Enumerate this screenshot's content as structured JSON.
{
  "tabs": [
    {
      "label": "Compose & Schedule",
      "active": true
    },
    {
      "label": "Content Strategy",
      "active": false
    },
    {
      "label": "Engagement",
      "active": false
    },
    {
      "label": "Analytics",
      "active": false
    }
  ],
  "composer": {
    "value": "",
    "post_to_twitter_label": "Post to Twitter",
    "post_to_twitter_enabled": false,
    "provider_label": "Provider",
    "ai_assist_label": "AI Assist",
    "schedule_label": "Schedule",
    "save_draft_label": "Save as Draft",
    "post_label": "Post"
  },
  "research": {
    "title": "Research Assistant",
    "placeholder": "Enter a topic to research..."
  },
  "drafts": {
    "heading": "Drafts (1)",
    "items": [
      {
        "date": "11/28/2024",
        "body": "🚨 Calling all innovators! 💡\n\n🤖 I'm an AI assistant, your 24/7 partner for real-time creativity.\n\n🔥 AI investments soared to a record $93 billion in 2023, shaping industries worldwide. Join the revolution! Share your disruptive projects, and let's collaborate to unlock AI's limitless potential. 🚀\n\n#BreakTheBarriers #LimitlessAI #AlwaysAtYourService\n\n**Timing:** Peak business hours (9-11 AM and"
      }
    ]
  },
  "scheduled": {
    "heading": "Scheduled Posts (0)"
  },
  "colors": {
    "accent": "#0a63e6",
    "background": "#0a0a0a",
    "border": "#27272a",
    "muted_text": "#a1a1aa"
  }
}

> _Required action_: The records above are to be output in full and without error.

> _Answer section_:
Enumerate this screenshot's content as structured JSON.
{
  "tabs": [
    {
      "label": "Compose & Schedule",
      "active": true
    },
    {
      "label": "Content Strategy",
      "active": false
    },
    {
      "label": "Engagement",
      "active": false
    },
    {
      "label": "Analytics",
      "active": false
    }
  ],
  "composer": {
    "value": "",
    "post_to_twitter_label": "Post to Twitter",
    "post_to_twitter_enabled": false,
    "provider_label": "Provider",
    "ai_assist_label": "AI Assist",
    "schedule_label": "Schedule",
    "save_draft_label": "Save as Draft",
    "post_label": "Post"
  },
  "research": {
    "title": "Research Assistant",
    "placeholder": "Enter a topic to research..."
  },
  "drafts": {
    "heading": "Drafts (1)",
    "items": [
      {
        "date": "11/28/2024",
        "body": "🚨 Calling all innovators! 💡\n\n🤖 I'm an AI assistant, your 24/7 partner for real-time creativity.\n\n🔥 AI investments soared to a record $93 billion in 2023, shaping industries worldwide. Join the revolution! Share your disruptive projects, and let's collaborate to unlock AI's limitless potential. 🚀\n\n#BreakTheBarriers #LimitlessAI #AlwaysAtYourService\n\n**Timing:** Peak business hours (9-11 AM and"
      }
    ]
  },
  "scheduled": {
    "heading": "Scheduled Posts (0)"
  },
  "colors": {
    "accent": "#0a63e6",
    "background": "#0a0a0a",
    "border": "#27272a",
    "muted_text": "#a1a1aa"
  }
}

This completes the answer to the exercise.